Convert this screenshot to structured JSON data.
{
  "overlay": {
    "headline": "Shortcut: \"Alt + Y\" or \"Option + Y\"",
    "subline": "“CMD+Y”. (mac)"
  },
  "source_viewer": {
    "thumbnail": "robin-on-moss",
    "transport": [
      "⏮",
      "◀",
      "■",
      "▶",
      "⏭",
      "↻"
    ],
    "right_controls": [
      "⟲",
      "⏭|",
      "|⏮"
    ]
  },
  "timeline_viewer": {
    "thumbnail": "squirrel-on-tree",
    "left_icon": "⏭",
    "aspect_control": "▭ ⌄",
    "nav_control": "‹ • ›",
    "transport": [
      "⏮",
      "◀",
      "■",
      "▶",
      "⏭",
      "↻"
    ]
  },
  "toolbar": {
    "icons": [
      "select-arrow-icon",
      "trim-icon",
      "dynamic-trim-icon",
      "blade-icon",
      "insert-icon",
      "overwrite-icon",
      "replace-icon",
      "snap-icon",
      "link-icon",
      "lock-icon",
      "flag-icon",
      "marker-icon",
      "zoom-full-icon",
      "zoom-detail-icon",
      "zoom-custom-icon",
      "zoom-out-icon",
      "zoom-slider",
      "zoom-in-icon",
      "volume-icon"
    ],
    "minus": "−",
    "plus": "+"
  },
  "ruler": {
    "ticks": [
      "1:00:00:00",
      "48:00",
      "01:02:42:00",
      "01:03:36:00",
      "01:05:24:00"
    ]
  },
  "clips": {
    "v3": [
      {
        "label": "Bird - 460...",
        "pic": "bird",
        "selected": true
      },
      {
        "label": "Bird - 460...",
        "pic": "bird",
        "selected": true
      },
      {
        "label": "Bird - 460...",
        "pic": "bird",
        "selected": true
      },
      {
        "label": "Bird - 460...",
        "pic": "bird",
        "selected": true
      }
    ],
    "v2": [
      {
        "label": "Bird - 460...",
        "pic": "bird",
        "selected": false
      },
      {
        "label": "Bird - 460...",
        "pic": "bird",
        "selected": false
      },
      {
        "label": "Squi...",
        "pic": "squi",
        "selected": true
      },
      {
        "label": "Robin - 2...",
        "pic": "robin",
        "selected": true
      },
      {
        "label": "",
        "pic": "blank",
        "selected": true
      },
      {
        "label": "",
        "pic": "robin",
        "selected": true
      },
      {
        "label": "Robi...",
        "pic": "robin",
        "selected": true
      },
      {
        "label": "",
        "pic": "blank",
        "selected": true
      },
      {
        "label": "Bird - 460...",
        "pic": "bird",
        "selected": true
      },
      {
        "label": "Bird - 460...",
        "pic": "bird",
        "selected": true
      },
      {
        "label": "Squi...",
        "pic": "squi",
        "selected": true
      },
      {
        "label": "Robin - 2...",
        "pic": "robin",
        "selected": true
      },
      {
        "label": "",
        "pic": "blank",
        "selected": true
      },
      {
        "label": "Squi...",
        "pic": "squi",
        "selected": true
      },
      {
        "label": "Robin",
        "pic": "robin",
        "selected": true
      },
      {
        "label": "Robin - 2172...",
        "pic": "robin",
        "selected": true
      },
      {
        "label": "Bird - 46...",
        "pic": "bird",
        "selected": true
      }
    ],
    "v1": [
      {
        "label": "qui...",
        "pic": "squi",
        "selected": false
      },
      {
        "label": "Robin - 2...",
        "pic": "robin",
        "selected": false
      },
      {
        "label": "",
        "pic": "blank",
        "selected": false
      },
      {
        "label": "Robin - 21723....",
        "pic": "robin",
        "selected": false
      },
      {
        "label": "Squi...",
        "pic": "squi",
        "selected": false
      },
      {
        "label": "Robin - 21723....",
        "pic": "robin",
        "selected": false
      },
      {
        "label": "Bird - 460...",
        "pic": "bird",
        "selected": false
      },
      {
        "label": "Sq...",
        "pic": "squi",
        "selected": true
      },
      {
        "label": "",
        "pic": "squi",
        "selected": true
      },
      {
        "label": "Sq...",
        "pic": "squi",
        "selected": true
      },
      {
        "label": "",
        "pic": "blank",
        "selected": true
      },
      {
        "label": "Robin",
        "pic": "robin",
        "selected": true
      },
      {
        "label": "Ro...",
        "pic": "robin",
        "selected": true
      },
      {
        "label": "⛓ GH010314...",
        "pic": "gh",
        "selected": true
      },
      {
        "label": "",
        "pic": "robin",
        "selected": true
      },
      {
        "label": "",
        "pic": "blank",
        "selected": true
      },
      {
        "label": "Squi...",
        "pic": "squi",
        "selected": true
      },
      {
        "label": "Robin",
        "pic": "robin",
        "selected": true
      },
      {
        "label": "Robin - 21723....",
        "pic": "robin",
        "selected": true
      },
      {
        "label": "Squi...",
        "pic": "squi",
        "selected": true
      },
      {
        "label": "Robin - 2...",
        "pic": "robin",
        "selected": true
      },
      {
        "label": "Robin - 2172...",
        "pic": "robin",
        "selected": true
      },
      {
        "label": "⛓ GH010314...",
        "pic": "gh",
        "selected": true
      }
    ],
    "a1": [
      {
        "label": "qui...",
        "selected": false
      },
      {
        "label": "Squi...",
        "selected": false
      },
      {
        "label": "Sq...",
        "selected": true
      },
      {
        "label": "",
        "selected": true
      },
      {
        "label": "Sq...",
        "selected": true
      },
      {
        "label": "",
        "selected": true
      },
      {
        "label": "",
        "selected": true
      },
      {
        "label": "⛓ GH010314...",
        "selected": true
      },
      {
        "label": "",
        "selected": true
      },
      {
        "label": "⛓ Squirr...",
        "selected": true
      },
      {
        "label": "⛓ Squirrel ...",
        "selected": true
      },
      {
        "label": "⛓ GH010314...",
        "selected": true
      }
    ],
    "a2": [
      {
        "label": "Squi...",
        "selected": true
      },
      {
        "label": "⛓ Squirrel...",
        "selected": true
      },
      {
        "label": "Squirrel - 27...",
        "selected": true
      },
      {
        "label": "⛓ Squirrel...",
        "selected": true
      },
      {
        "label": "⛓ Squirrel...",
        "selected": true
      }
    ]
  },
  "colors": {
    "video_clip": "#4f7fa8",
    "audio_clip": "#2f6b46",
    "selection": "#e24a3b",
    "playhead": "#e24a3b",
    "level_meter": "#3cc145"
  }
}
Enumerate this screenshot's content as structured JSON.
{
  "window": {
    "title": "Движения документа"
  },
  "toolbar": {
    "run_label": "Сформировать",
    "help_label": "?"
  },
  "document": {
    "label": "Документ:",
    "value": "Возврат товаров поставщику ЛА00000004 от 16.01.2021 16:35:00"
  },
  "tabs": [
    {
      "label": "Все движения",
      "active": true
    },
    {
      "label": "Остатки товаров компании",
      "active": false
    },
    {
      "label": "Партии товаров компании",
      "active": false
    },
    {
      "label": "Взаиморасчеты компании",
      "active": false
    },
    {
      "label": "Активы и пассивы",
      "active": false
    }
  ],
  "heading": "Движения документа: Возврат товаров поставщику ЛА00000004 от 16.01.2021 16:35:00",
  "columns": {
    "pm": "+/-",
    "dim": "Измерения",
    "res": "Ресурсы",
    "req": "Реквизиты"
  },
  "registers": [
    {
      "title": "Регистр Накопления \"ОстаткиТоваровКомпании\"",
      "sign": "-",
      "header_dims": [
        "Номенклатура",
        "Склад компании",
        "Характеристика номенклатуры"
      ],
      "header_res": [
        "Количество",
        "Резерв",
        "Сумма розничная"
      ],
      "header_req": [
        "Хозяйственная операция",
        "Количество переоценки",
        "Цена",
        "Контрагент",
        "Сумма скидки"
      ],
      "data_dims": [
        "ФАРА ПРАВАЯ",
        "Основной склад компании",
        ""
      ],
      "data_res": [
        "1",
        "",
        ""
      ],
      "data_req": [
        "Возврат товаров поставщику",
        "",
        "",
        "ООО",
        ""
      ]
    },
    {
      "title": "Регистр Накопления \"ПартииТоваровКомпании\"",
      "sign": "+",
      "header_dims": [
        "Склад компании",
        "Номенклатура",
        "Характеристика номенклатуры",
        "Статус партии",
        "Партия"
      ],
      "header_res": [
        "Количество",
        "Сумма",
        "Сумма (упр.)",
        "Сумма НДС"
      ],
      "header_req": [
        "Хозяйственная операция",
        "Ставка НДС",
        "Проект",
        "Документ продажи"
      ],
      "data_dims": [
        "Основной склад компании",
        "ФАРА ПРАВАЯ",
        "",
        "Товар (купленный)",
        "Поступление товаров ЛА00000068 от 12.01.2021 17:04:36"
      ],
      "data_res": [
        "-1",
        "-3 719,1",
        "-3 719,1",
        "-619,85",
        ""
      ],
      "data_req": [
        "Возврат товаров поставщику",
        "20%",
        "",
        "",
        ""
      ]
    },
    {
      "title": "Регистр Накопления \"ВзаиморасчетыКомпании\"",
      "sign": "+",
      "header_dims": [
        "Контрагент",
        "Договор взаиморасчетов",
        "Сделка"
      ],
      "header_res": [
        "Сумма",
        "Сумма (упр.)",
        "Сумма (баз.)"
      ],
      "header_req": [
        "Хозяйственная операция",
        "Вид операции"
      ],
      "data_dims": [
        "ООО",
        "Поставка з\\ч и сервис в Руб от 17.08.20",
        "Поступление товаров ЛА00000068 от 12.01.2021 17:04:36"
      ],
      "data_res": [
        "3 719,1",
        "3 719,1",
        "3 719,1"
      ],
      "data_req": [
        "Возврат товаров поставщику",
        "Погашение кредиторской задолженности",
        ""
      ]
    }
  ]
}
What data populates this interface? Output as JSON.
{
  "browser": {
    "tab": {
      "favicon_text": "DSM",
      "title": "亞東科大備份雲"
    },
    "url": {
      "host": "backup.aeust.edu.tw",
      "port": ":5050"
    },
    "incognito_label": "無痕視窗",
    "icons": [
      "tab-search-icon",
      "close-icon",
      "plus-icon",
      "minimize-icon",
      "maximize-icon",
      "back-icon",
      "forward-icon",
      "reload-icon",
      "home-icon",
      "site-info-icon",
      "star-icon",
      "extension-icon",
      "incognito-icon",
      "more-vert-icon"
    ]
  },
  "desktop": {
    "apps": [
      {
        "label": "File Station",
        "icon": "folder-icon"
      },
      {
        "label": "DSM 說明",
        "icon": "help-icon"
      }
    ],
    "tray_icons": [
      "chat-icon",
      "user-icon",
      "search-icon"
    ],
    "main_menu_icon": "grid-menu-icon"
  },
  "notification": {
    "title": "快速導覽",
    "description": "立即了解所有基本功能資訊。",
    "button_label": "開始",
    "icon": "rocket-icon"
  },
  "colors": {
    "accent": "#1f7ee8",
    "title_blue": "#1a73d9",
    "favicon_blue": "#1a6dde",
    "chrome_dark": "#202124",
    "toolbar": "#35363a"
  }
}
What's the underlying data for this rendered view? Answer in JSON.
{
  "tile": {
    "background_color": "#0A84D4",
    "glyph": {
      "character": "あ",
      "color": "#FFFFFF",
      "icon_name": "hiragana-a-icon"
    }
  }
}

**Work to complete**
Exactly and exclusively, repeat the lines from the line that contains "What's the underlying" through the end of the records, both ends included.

**Solution to this problem**
What's the underlying data for this rendered view? Answer in JSON.
{
  "tile": {
    "background_color": "#0A84D4",
    "glyph": {
      "character": "あ",
      "color": "#FFFFFF",
      "icon_name": "hiragana-a-icon"
    }
  }
}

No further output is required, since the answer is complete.